Leah is especially passionate about the integration of trauma-informed values and approaches into all aspects of health care, human services, education, and community programs. Leah provides training and technical assistance with SAMHSA's National Center for Trauma Informed Care (NCTIC), where she is a certified Trauma-Informed Peer Support trainer, and is a trauma-informed care specialist/consumer affairs coordinator with the National Association for State Mental Health Program Directors (NASMHPD).
As a suicide attempt survivor, she advocates for the meaningful inclusion of the perspectives of attempt survivors in all aspects of suicide prevention, intervention, postvention, and research. She has been invited to present on suicide prevention for many organizations, including the National Council for Behavioral Health, the NAMI STAR Center, and the Suicide Prevention Resource Center. She has also given keynote presentations on trauma-informed suicide prevention and crisis response at the National Dialogues on Behavioral Health and several statewide suicide prevention conferences, including Arizona and Nevada.She was a member of the Suicide Attempt Survivor Task force of the National Action Alliance for Suicide Prevention, and was a contributor to the landmark document The Way Forward: Pathways to Hope, Recovery, and Wellness with Insights from Lived Experience. She is a faculty member with the Zero Suicide Academy, a training program for senior leaders of health and behavioral health care organizations that seeks to dramatically reduce suicides among patients in their care.

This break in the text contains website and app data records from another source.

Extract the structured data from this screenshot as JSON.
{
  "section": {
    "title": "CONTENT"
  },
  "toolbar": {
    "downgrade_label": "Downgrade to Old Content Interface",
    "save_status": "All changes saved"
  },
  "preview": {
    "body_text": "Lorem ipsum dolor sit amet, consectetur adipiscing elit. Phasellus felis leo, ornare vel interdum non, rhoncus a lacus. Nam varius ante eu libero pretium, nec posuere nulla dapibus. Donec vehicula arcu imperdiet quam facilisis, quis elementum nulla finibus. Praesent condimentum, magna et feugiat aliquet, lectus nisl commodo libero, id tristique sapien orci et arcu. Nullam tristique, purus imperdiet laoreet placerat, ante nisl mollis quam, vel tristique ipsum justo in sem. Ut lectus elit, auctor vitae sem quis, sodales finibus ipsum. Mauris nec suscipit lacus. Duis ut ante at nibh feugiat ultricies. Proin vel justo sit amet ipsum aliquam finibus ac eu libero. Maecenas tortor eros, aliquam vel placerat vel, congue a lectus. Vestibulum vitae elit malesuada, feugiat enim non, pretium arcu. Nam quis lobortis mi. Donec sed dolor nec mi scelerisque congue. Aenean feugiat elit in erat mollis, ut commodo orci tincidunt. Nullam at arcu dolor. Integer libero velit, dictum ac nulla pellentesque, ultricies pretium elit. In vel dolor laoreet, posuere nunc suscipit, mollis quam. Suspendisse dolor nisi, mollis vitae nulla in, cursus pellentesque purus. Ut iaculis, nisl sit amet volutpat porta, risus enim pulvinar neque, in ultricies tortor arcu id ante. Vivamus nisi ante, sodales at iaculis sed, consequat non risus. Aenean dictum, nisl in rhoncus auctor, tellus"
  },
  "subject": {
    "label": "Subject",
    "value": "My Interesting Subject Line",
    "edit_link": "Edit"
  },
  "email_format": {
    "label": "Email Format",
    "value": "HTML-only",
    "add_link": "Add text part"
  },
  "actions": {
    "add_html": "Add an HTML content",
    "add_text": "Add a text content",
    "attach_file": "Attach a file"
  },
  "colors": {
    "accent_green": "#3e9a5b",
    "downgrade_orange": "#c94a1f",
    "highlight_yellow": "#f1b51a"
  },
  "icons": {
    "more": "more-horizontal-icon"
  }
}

Leah worked with the Mental Health Association of San Francisco (MHASP) to adapt and deliver “Sound out for Life," a training designed to help empower suicide attempt survivors to share publicly about their experiences of suicide and healing.
Leah is also an advisor to and is featured in the upcoming documentary about suicide, The S Word.
She also has a deep interest in working with people living with HIV (PLHIV) and provider agencies on understanding the intersectional impacts of trauma and promoting numerous pathways to healing. She has provided training and consultation with DC CARE and Advocates for Human Potential.
Leah is also a storyteller, and has performed her true stories live with La Ti Do, Story District and Better Said than Done. Her first solo play, "Aliens, Nazis, and Angels: A Guide to Surviving Intergenerational Trauma," will debut at the 2016 Capital Fringe Festival in Washington, DC.
She lives in the Washington, DC area.